7. Causal Inference
8. Mediation Analysis
Field Placement Opportunities
Every Pre-Doctoral fellow will have a field placement at a site of practice that focuses on educational interventions in Chicago-area schools. Participating partners in practice include the Chicago Public Schools, the Geminus Center, which operates Head Start in Northwest Indiana, and the Chicago Heights Public Schools. These placements will typically be facilitated by the Chicago Consortium on School Research, the Urban Ed Labs, Chicago Science of Learning Center, or the University of Chicago’s Urban Education Institute, which operates four schools on the South Side of Chicago.
Chicago Education Workshop
All fellows will attend the weekly Chicago Education Workshop, a forum for collegial discussion of education research that will focus specifically on what is known and what needs to be known to reach achievement goals in Chicago Public Schools (CPS). By reading and critiquing important studies relevant to the CPS priorities, and by re-analyzing the data these studies produce, students will gain deep expertise about current educational research while creating the context for key conversations between scholars and practitioners.
Once each quarter, the workshop will welcome officials from CPS, the Chicago Heights Public Schools, the Geminus Head Start Program of Northern Indiana, and other practitioners. At these special workshops, a CPS representative will present one of the five key priorities in the five-year plan. A team of fellows will then present a policy brief summarizing one or more studies relevant to the priority. The ensuing discussion will enable our scholars and practitioners evaluate the validity and utility of the study and consider implications for policy and further research.
Funding and Benefits
Fellows in this program receive a five-year package of support that includes a full tuition waiver and a generous stipend of at least $34,000 annually and fringe benefits. Additional funds are available to support travel and research related to education research.
How to Apply

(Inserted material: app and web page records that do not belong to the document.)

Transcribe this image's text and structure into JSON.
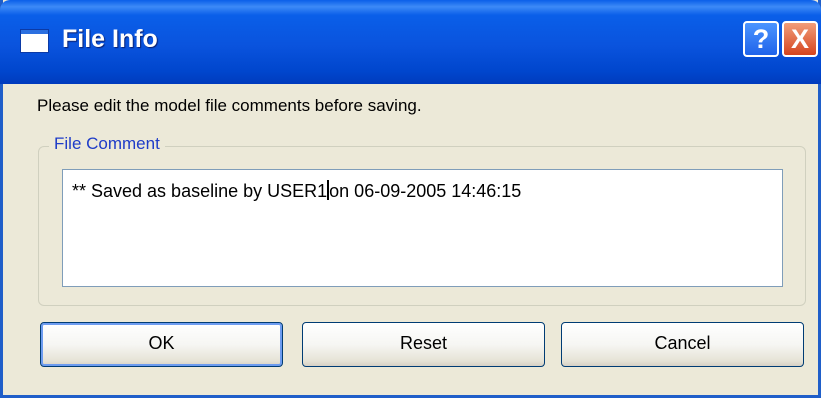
{
  "window": {
    "title": "File Info",
    "help_label": "?",
    "close_label": "X"
  },
  "prompt_text": "Please edit the model file comments before saving.",
  "group": {
    "label": "File Comment"
  },
  "comment": {
    "before_caret": "** Saved as baseline by USER1",
    "after_caret": "on 06-09-2005 14:46:15"
  },
  "buttons": {
    "ok": "OK",
    "reset": "Reset",
    "cancel": "Cancel"
  },
  "colors": {
    "titlebar": "#0a53dd",
    "dialog_background": "#ece9d8",
    "group_label": "#1e3cc8",
    "close_button": "#d5441e"
  }
}
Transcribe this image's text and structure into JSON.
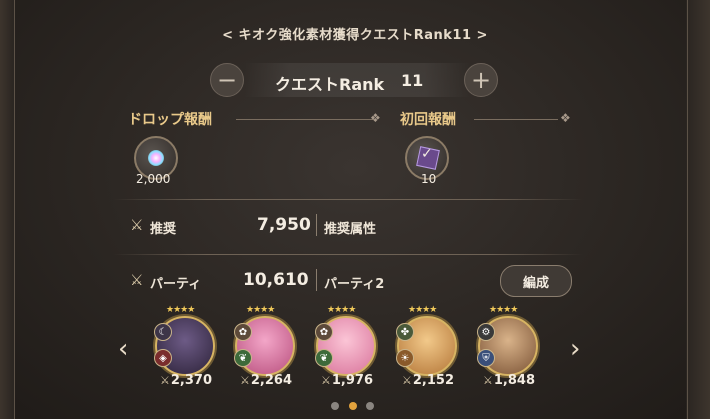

Students must apply and be accepted to a full-time doctoral program at the University of Chicago in the Division of the Social Sciences, the Harris School of Public Policy, or the School of Social Service Administration in order to be eligible for the Pre-Doctoral Training Program. Decisions about students’ admission to the Pre-Doctoral Training Program are made at the same time as students’ admissions to their doctoral programs.
Applicants must be citizens or permanent residents of the United States to receive funding through the training program. Fellows must conduct independent research as well as a dissertation related to education.
In addition to applying to one of the participating doctoral programs at the University of Chicago, interested students should do the following:
First, fill out this brief expression of interest form at earliest convenience.
Next, complete the IES fellowship application here.
Deadline: The review process for this Fellowship begins on December 1, 2020 and ends April 15, 2021. To receive full consideration for the IES Fellowship, we strongly encourage prospective students to submit their IES application by December 30.
Our participating departments and professional schools have the following application deadlines:
Division of the Social Sciences:
Comparative Human Development: December 15, 2020
Economics: December 15, 2020
Political Science: December 15, 2020
Psychology: December 1, 2020
Sociology: December 1, 2020
Harris School of Public Policy: January 6, 2021
School of Social Service Administration: December 15, 2020
Students who are interested in the program should contact Lisa Rosen (firstname.lastname@example.org), Program Recruitment Director and Committee on Education Associate Director.